The obligation to be tested for Covid-19 applies to people over 16 years of age.
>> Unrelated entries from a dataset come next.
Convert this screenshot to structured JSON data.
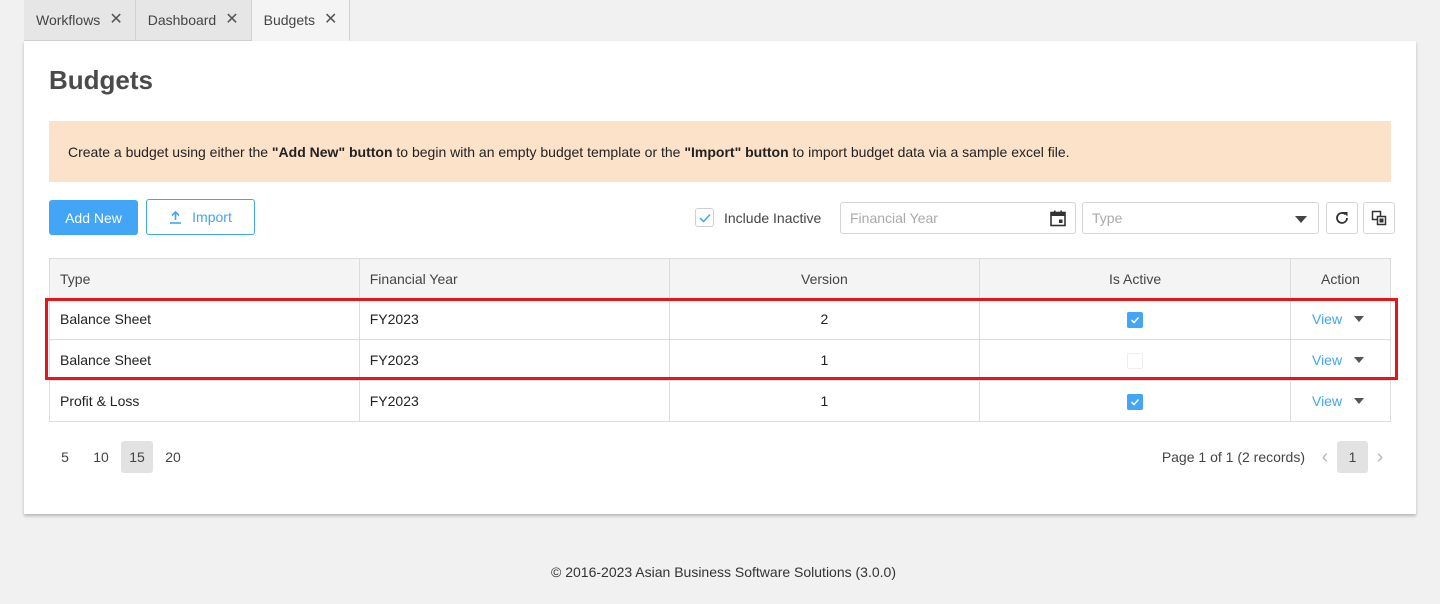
{
  "tabs": [
    {
      "label": "Workflows"
    },
    {
      "label": "Dashboard"
    },
    {
      "label": "Budgets"
    }
  ],
  "page": {
    "title": "Budgets"
  },
  "banner": {
    "t1": "Create a budget using either the ",
    "b1": "\"Add New\" button",
    "t2": " to begin with an empty budget template or the ",
    "b2": "\"Import\" button",
    "t3": " to import budget data via a sample excel file."
  },
  "toolbar": {
    "add_new": "Add New",
    "import": "Import",
    "include_inactive": "Include Inactive",
    "include_inactive_checked": true,
    "financial_year_placeholder": "Financial Year",
    "type_placeholder": "Type"
  },
  "table": {
    "headers": [
      "Type",
      "Financial Year",
      "Version",
      "Is Active",
      "Action"
    ],
    "rows": [
      {
        "type": "Balance Sheet",
        "year": "FY2023",
        "version": "2",
        "active": true,
        "action": "View"
      },
      {
        "type": "Balance Sheet",
        "year": "FY2023",
        "version": "1",
        "active": false,
        "action": "View"
      },
      {
        "type": "Profit & Loss",
        "year": "FY2023",
        "version": "1",
        "active": true,
        "action": "View"
      }
    ]
  },
  "pagination": {
    "sizes": [
      "5",
      "10",
      "15",
      "20"
    ],
    "selected_size": "15",
    "summary": "Page 1 of 1 (2 records)",
    "current_page": "1"
  },
  "footer": {
    "text": "© 2016-2023 Asian Business Software Solutions (3.0.0)"
  },
  "colors": {
    "accent": "#42a5f5",
    "banner": "#fbe2c8",
    "highlight": "#e3151d"
  }
}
The amended law also specifies exceptional categories of people who are not subject to this obligation.

Under the Communicable Diseases Act, neglecting to undergo the required Covid-19 tests is a punishable offense.

The government decree and the temporary amendments to the Communicable Diseases Act will enter into force on 12 July 2021. The temporary amendments to the Communicable Diseases Act will remain in force until 15 October 2021. The decree will remain in force until August 31, 2021.